PROBLEM TO SOLVE: In the copy, include no pictures, but reproduce every record exactly.

RECORDED INFORMATION:
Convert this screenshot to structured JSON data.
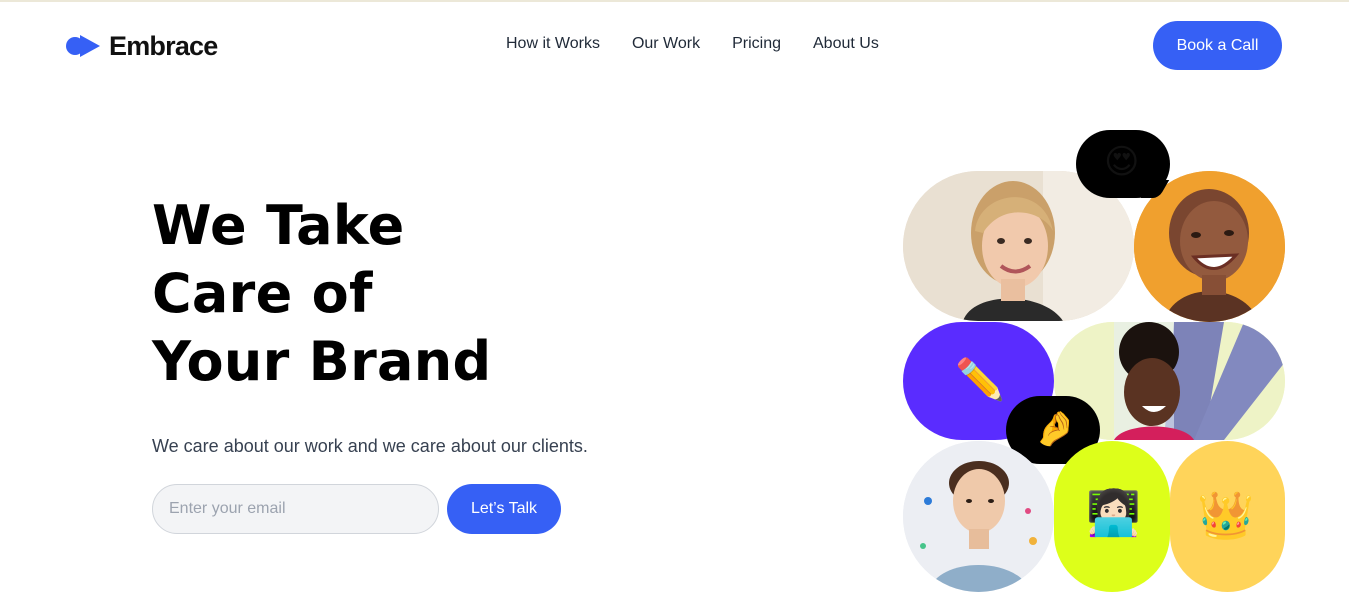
{
  "brand": {
    "name": "Embrace",
    "accent": "#3660f5"
  },
  "nav": {
    "items": [
      "How it Works",
      "Our Work",
      "Pricing",
      "About Us"
    ],
    "cta_label": "Book a Call"
  },
  "hero": {
    "title_lines": [
      "We Take",
      "Care of",
      "Your Brand"
    ],
    "subtitle": "We care about our work and we care about our clients.",
    "email_placeholder": "Enter your email",
    "submit_label": "Let’s Talk"
  },
  "collage": {
    "emojis": {
      "heart_eyes": "😍",
      "pencil": "✏️",
      "pinch": "🤌",
      "technologist": "👩🏻‍💻",
      "crown": "👑"
    },
    "colors": {
      "purple": "#5a2cff",
      "lime": "#ddff1a",
      "yellow": "#ffd45a",
      "orange": "#f0a02e",
      "beige": "#ece3d6"
    }
  }
}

ANSWER TO THIS EXERCISE:
Convert this screenshot to structured JSON data.
{
  "brand": {
    "name": "Embrace",
    "accent": "#3660f5"
  },
  "nav": {
    "items": [
      "How it Works",
      "Our Work",
      "Pricing",
      "About Us"
    ],
    "cta_label": "Book a Call"
  },
  "hero": {
    "title_lines": [
      "We Take",
      "Care of",
      "Your Brand"
    ],
    "subtitle": "We care about our work and we care about our clients.",
    "email_placeholder": "Enter your email",
    "submit_label": "Let’s Talk"
  },
  "collage": {
    "emojis": {
      "heart_eyes": "😍",
      "pencil": "✏️",
      "pinch": "🤌",
      "technologist": "👩🏻‍💻",
      "crown": "👑"
    },
    "colors": {
      "purple": "#5a2cff",
      "lime": "#ddff1a",
      "yellow": "#ffd45a",
      "orange": "#f0a02e",
      "beige": "#ece3d6"
    }
  }
}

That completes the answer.